Continued from yesterday’s post, my dad Hal Thompson has gotten some more of his childhood memories written down. Dad is a missionary and pastor. You can find his ministry blogs at Teaching Truth Today or Enseñando las Escrituras. I have always loved listening to my Dad tell stories from his childhood and am thrilled to share them with you. His words below:

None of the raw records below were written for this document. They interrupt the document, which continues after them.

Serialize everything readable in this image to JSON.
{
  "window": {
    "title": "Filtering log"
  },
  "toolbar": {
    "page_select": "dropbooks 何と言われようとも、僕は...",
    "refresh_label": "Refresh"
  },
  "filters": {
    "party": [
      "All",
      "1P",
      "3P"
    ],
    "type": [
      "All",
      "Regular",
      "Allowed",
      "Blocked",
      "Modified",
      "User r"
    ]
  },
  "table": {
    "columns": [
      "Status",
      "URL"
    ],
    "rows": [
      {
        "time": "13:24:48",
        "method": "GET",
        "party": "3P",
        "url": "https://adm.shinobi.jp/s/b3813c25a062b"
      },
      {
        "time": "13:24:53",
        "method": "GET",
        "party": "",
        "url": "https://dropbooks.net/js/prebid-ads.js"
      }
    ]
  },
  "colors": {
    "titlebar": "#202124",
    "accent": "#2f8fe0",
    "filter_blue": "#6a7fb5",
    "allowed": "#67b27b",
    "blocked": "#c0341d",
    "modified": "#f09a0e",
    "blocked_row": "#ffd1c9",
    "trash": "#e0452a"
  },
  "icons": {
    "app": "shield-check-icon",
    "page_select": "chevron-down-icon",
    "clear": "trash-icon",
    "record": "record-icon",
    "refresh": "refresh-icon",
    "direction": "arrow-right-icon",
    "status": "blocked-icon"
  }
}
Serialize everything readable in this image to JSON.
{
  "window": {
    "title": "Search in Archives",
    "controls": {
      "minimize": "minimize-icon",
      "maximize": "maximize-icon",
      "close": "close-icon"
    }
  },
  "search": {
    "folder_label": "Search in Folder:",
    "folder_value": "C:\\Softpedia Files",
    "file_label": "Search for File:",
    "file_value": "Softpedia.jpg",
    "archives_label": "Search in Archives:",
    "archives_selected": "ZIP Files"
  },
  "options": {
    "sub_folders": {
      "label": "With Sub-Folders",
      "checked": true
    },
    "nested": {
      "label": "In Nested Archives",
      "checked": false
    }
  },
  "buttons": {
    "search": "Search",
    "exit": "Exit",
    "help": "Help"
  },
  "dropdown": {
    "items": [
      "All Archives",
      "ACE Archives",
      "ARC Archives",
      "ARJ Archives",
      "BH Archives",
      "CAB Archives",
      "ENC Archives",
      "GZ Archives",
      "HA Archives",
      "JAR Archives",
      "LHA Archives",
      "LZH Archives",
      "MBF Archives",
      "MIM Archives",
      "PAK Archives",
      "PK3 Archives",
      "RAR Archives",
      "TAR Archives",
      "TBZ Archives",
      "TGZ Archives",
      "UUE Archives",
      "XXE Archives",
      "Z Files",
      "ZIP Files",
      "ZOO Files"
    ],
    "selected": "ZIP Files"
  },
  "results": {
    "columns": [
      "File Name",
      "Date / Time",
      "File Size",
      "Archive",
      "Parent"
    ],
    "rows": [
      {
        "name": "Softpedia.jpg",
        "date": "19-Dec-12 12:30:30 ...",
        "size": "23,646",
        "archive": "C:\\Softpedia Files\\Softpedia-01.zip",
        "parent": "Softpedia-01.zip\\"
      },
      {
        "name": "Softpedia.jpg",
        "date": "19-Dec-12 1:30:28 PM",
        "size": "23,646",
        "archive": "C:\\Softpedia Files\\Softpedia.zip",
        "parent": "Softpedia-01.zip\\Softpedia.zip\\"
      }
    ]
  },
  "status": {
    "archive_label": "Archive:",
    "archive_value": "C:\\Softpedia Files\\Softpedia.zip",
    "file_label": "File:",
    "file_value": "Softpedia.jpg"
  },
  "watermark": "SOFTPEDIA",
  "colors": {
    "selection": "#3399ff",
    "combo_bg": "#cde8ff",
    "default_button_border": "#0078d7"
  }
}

After Christmas my brother told me that if I would give him five dollars, he would sell me his share for the rest of the year. I agreed to this deal and gave him five dollars, all in small silver coins. A few days later it was the first of January, and he told me the deal had ended on the last day of December. I couldn’t believe it! I had paid him five dollars, and I didn’t get a thing! When I told my dad about it, he said, “You have to keep your end of the deal even if it pulls out your hair.” In my dad’s way of speaking, that meant I couldn’t back down. I still think that was not fair, but I was never allowed to bring it up again.
The new year was very profitable for us. One cold morning in December we rode a horse for several miles and then went on foot through a pasture to an old abandoned house where we had set a trap. I remember how excited I was. I was carrying the kerosene lantern, although I had to point my fist that held the handle toward the sky for the lantern not to drag on the grass. When we got to the old house, my brother lit the lantern. As soon as we entered I could smell a skunk. My “grown up” brother said, “Hal, go get the skunk!” It was going to be the first time I was allowed to be the one to take an animal out of a trap. I felt like I had grown up overnight! Of course my brother knew what was going to happen—as I approached the big skunk, it curled its tail up over its back and squirted me in the eyes. The more I screamed in pain, the more my brother laughed. I couldn’t see anything and thought I would be blind for the rest of my life. That pain must have lasted five or ten minutes, but it finally cleared up. I don’t remember how he did it, but my brother took the skunk out of trap, and we headed back to headquarters. I found out I wasn’t the only person to have this experience. When I told other people about it, some said the same thing had happened to them.
We did our chores and went to school. When I got there, I opened the door and took about three steps into the one-room school house. The teacher stood up with her paddle in her hand and said emphatically, “Get out of this school and go home and get that smell off of you before you come back! I walked the mile back to my house and told Mother they wouldn’t let me into the school until I got rid of the skunk smell. She told me to take my clothes off and bury them and then to take a bath with lye soap. I rubbed myself so hard I thought I was going to take my skin off. Then I rinsed the soap off and put on dry clothes, but Mother said I still had the scent on me and the teacher would not let me in school. I didn’t go back to school for several days. I bathed again and again, and I guess I finally accidentally used something that took the scent away. I didn’t find out until I was fourteen that all I had to do was gather up dry cottonwood leaves, set them on fire, and stand in the smoke. In just a few minutes the smoke would absolutely take the smell away. I used this remedy many times afterwards.
One time I put a possum in the teacher’s desk drawer. It was at the beginning of Christmas vacation. The school house was never locked. As I think about it now, I can’t imagine my brother letting me do such a thing as it meant the loss of $5.00, which was a lot of money to us then. Over the course of the vacation, I forgot all about the possum. When we got back to school the teacher never said a word about it, and of course, neither did we.